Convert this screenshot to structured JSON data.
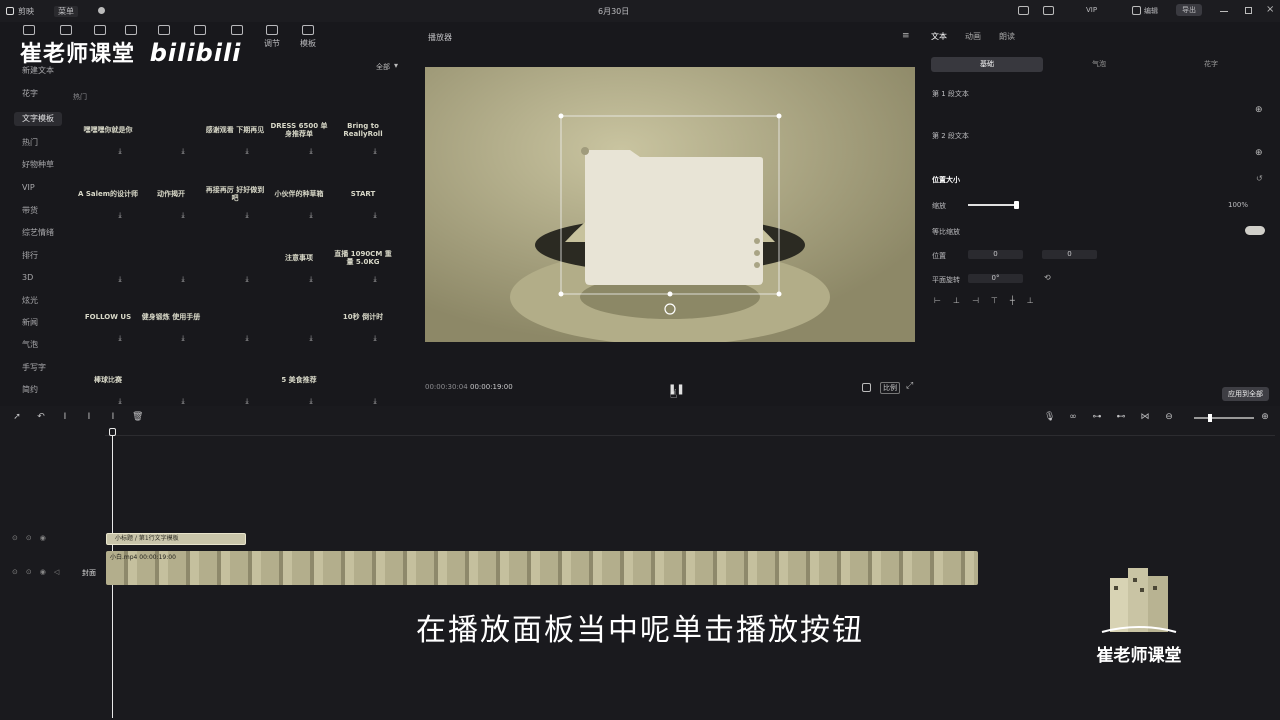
{
  "titlebar": {
    "app_name": "剪映",
    "menu": "菜单",
    "date": "6月30日",
    "right_label_1": "编辑",
    "right_label_2": "导出"
  },
  "toolbar": {
    "watermark_text": "崔老师课堂",
    "watermark_brand": "bilibili",
    "tools": [
      {
        "label": "调节",
        "icon": "adjust-icon"
      },
      {
        "label": "模板",
        "icon": "template-icon"
      }
    ]
  },
  "sidebar": {
    "new_text": "新建文本",
    "items": [
      "花字",
      "文字模板",
      "热门",
      "好物种草",
      "VIP",
      "带货",
      "综艺情绪",
      "排行",
      "3D",
      "炫光",
      "新闻",
      "气泡",
      "手写字",
      "简约"
    ],
    "selected_index": 1
  },
  "library": {
    "filter_all": "全部",
    "section_label": "热门",
    "cards": [
      [
        "嘿嘿嘿你就是你",
        "",
        "感谢观看 下期再见",
        "DRESS 6500 单身推荐单",
        "Bring to ReallyRoll"
      ],
      [
        "A Salem的设计师",
        "动作揭开",
        "再接再厉 好好做到吧",
        "小伙伴的种草箱",
        "START"
      ],
      [
        "",
        "",
        "",
        "注意事项",
        "直播 1090CM 重量 5.0KG"
      ],
      [
        "FOLLOW US",
        "健身锻炼 使用手册",
        "",
        "",
        "10秒 倒计时"
      ],
      [
        "棒球比赛",
        "",
        "",
        "5 美食推荐",
        ""
      ]
    ]
  },
  "player": {
    "title": "播放器",
    "time_current": "00:00:30:04",
    "time_total": "00:00:19:00",
    "ratio_label": "比例"
  },
  "properties": {
    "tabs": [
      "文本",
      "动画",
      "朗读"
    ],
    "subtabs": [
      "基础",
      "气泡",
      "花字"
    ],
    "text1_label": "第 1 段文本",
    "text2_label": "第 2 段文本",
    "position_size": "位置大小",
    "scale_label": "缩放",
    "scale_value": "100%",
    "uniform_scale": "等比缩放",
    "position_label": "位置",
    "pos_x": "0",
    "pos_y": "0",
    "rotate_label": "平面旋转",
    "rotate_value": "0°",
    "apply_button": "应用到全部"
  },
  "timeline": {
    "text_clip_label": "小标题 / 第1行文字模板",
    "video_clip_label": "小白.mp4  00:00:19:00",
    "cover_label": "封面"
  },
  "overlay": {
    "caption": "在播放面板当中呢单击播放按钮",
    "logo_text": "崔老师课堂"
  }
}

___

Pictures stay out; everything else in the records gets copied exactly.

◆ Completed exercise ◆
Convert this screenshot to structured JSON data.
{
  "titlebar": {
    "app_name": "剪映",
    "menu": "菜单",
    "date": "6月30日",
    "right_label_1": "编辑",
    "right_label_2": "导出"
  },
  "toolbar": {
    "watermark_text": "崔老师课堂",
    "watermark_brand": "bilibili",
    "tools": [
      {
        "label": "调节",
        "icon": "adjust-icon"
      },
      {
        "label": "模板",
        "icon": "template-icon"
      }
    ]
  },
  "sidebar": {
    "new_text": "新建文本",
    "items": [
      "花字",
      "文字模板",
      "热门",
      "好物种草",
      "VIP",
      "带货",
      "综艺情绪",
      "排行",
      "3D",
      "炫光",
      "新闻",
      "气泡",
      "手写字",
      "简约"
    ],
    "selected_index": 1
  },
  "library": {
    "filter_all": "全部",
    "section_label": "热门",
    "cards": [
      [
        "嘿嘿嘿你就是你",
        "",
        "感谢观看 下期再见",
        "DRESS 6500 单身推荐单",
        "Bring to ReallyRoll"
      ],
      [
        "A Salem的设计师",
        "动作揭开",
        "再接再厉 好好做到吧",
        "小伙伴的种草箱",
        "START"
      ],
      [
        "",
        "",
        "",
        "注意事项",
        "直播 1090CM 重量 5.0KG"
      ],
      [
        "FOLLOW US",
        "健身锻炼 使用手册",
        "",
        "",
        "10秒 倒计时"
      ],
      [
        "棒球比赛",
        "",
        "",
        "5 美食推荐",
        ""
      ]
    ]
  },
  "player": {
    "title": "播放器",
    "time_current": "00:00:30:04",
    "time_total": "00:00:19:00",
    "ratio_label": "比例"
  },
  "properties": {
    "tabs": [
      "文本",
      "动画",
      "朗读"
    ],
    "subtabs": [
      "基础",
      "气泡",
      "花字"
    ],
    "text1_label": "第 1 段文本",
    "text2_label": "第 2 段文本",
    "position_size": "位置大小",
    "scale_label": "缩放",
    "scale_value": "100%",
    "uniform_scale": "等比缩放",
    "position_label": "位置",
    "pos_x": "0",
    "pos_y": "0",
    "rotate_label": "平面旋转",
    "rotate_value": "0°",
    "apply_button": "应用到全部"
  },
  "timeline": {
    "text_clip_label": "小标题 / 第1行文字模板",
    "video_clip_label": "小白.mp4  00:00:19:00",
    "cover_label": "封面"
  },
  "overlay": {
    "caption": "在播放面板当中呢单击播放按钮",
    "logo_text": "崔老师课堂"
  }
}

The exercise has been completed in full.